The fruit, peel and juice have been used in the treatment of corns, tumors and warts. In some areas it was used to induce abort, labor or menstruation. The juice of unripe fruits will cause vomiting, aiding in clearing the system of poisons. The fruit is often used in Mexican healing rituals. It has long been used as an aphrodisiac, and is used in a homeopathic formula for impotence. An easy use for an aphrodisiac is to place a pineapple spear or ring into a rum based drink (this may not work as an aphrodisiac, but it just may relax fear of inadequacies!)

There are many myths and folkloric tales surrounding Pineapple. Folktales relate that sea captains at one time would place a pineapple outside their door upon returning home to signify their return from the sea. Some people had beds with removable pineapples at the ends of the bedposts, when the guest overstayed their welcome the pineapple carving would be unscrewed from the end and removed!

In the Philippines the myth surrounding the origins of Pineapples is to teach children to always obey their parents, but it is also to teach the parents to treat their children with love and to take care in how they handled them. While the Peruvian legend has the dead arising from their graves and eating the fruit of wild Pineapples!

American Spikenard – Aralia racemose

American Spikenard edible berries beginning to ripen
American Spikenard edible berries beginning to ripen

While the king sitteth at his table,

my spikenard sendeth forth the smell thereof.

A bundle of myrrh is my well-beloved unto me;

he shall lie all night betwixt my breasts.

 

Song of Solomon 1:12-13 The Christian Bible

 

This native of eastern North America can be found on wooded slopes, and in rich, moist woods. You will often find it growing with other woodlands plants such as Jack in the Pulpit, Wild Ginseng, Bluebells, Trillium, Bloodroot, Christmas Fern, Dutchman’s Breeches, and many others. In Rhode Island it is listed as of Special Concern, and must be treat with care.

 

The roots are very aromatic, with a spicy scent. It has been used to treat all types of lung ailments including coughs, TB, and catarrh (inflammation of the mucous membranes). It has also been used for female complaints such as leucorrhea (vaginal discharge), Prolapse of the uterus, and chlorosis (a form of anemia).

 

The native American Indians used this plant extensively…Potawatomi used the root to make a poultice for treatment of swellings; and the Cherokees drank a decoction of the root for backache. Today it is oft used as an alterative.

 

The roots were often used for making early root beers!

 

In magic use spikenard is grounding, balancing and calming.

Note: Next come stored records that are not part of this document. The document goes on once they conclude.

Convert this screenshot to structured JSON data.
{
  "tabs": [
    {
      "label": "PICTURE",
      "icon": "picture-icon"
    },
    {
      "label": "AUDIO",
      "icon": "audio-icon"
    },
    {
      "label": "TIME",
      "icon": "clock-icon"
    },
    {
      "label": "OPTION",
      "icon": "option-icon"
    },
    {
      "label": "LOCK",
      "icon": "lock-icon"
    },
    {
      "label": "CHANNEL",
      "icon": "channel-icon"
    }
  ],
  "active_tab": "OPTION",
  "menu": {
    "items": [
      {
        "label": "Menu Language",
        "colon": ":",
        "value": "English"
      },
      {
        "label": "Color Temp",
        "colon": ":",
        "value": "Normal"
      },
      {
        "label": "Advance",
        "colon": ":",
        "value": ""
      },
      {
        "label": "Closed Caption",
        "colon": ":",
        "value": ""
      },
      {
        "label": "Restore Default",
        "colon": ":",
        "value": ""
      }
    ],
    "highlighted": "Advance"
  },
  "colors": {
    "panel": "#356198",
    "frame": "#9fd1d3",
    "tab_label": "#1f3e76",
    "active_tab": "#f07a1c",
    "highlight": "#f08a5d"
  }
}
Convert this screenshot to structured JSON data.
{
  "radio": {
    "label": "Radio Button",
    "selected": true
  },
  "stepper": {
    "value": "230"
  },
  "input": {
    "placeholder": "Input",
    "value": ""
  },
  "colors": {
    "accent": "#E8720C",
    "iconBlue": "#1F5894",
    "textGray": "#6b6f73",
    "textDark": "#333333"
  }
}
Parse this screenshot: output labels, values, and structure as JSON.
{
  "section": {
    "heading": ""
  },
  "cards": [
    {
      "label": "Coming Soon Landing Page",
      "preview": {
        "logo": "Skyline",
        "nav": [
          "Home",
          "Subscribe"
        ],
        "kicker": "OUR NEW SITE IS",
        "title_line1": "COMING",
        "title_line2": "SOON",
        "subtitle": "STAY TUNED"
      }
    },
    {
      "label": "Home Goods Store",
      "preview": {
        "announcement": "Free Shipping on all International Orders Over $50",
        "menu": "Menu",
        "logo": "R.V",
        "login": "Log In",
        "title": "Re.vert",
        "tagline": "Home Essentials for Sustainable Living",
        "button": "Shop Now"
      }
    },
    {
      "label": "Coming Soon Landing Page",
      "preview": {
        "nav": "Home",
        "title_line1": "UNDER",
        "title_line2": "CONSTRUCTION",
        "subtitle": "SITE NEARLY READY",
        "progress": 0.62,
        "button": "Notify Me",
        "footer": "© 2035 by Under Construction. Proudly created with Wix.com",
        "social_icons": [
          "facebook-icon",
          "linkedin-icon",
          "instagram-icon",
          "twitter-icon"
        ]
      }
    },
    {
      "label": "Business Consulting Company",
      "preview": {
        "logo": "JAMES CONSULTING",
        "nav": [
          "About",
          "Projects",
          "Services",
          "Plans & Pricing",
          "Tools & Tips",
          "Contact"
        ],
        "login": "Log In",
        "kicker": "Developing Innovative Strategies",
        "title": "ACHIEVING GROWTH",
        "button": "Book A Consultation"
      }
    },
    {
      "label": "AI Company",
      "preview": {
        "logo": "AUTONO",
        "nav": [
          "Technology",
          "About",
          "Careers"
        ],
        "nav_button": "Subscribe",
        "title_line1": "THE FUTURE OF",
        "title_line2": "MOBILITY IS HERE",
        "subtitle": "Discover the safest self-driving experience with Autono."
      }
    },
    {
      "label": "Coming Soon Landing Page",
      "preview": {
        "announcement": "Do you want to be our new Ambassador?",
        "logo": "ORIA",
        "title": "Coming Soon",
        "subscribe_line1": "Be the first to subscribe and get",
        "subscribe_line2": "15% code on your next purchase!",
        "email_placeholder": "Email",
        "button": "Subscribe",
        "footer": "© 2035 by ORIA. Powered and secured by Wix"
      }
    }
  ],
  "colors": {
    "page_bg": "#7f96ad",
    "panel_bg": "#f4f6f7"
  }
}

It is known as ‘herb of the student’ because it increases mental clarity, helping the student to learn, remember and recall more easily the lessons at hand.

Japanese Aralia – Fatsia japonica

Japanese Aralia leaves
Japanese Aralia leaves

 This evergreen plant is a great choice for shady gardens or planted in containers. The leaves have been described as ‘huge, indestructible, palmately lobed leaves, like vast outstretched, capable hands’. What an apt description. It is often used as an architectural statement in the garden, doing well behind other plants, setting off smaller, brighter plants.

This native of the coastal woodlands of Japan and Korea can grow as far north as zone 7 in protected, well mulched situations. But beware it hates freezing, so offer good protection…such as an area protected on 3 sides. It was first introduced to North America in the 19th century as an ornamental. To protect and ward off evil spirits, the people of Japan traditionally planted these on the north side of the house.

A suggested legend explaining part of the name is of Ara, a forest nymph, companion of Cynthia. Ara was sent to live among people, and she was to teach them the art of magic. She was called upon when a penalty was to be inflicted on a person!